Fee-only advisors, who don’t take commissions, typically charge about 1% of a client’s assets yearly. A small account, however, won’t generate enough fees to cover an advisor’s work, Bleier said. Commissions and revenue-sharing arrangements allow advisors to get paid for their work. The Best Interest Contract exemption also exposes advisors to additional legal liability, she points out. As a result, she believes many advisors will simply decide small accounts aren’t worth it.
“They are not going to have the same access [to sound advice] that they have today,” she notes.
Protecting the ‘Little guy’?
Smetters questions whether the advice is worth it. He said a friend of his who did not have a large amount to invest unknowingly paid $7,000 in commissions because she didn’t understand the disclosures.
“The broker-dealer community says it’s all about the little guy,” Smetters says. “But if the little guy understood what they were paying, they might not want the service.” Many smaller investors would be better off investing in low-cost mutual funds.
Instead of the final version, he would have preferred this solution: Require advisers to give clients a one-page document that adds up a product’s fees. He doesn’t believe the financial services industry would like that option.
Some consumer advocates complained that the final standard makes it too easy to avoid disclosing fees. Under the new regulation, advisors must disclose them if a consumer asks and can do so on their web sites.

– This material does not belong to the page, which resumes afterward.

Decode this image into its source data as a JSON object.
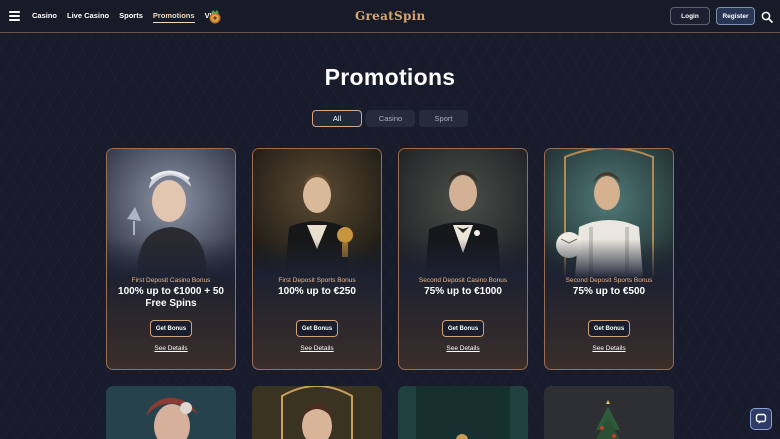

But the Roper, who has pushed for the fiduciary standard for decades, thinks that in the big picture, the new rule is a giant step forward. “You no longer have to have a degree in finance to tell who is a fiduciary.” Options that have become law in other countries, such as banning commissions, would have faced too much political opposition to become reality in the United States. The government’s final version decreased the chances that the industry will sue to have it reversed.
The Best Interest Contract relies “on vague language that likely leaves huge loopholes in practice.”–Kent Smetters
Roper adds that the new rule has built-in protections that will make it difficult to sell products that are not in a consumer’s best interest. The standard requires that advisors’ employers must identify conflicts, ensure that advisors provide impartial advice and eliminate compensation practices that encourage advisors to select investments based on how much they earn.
Step in the Right Direction
Nikolai Roussanov, a professor of finance at Wharton, says the Labor Department’s decision at last aligns industry practice with what many investors already believe — that retirement advisors are acting in their best interest.
“Most people … kind of assume that [others] … are acting in their best interest, and most advisors are generally not subscribing to that standard.” This lack of financial education, along with opaque fee structures, has resulted in poorly diversified portfolios and high costs for many investors.
Roussanov says he hopes the rule will improve retirement investing by increasing the odds that a client will be offered low-cost products. The standard does leave room for commissions and every type of product, but the fiduciary standard will make it tougher for advisors to sell questionable products without risking litigation, Roussanov says. The final standard also encourages choice.
“Given that even academics disagree on the perfect course of action, I think some flexibility should be allowed, and I think the risk of litigation would limit the downside.”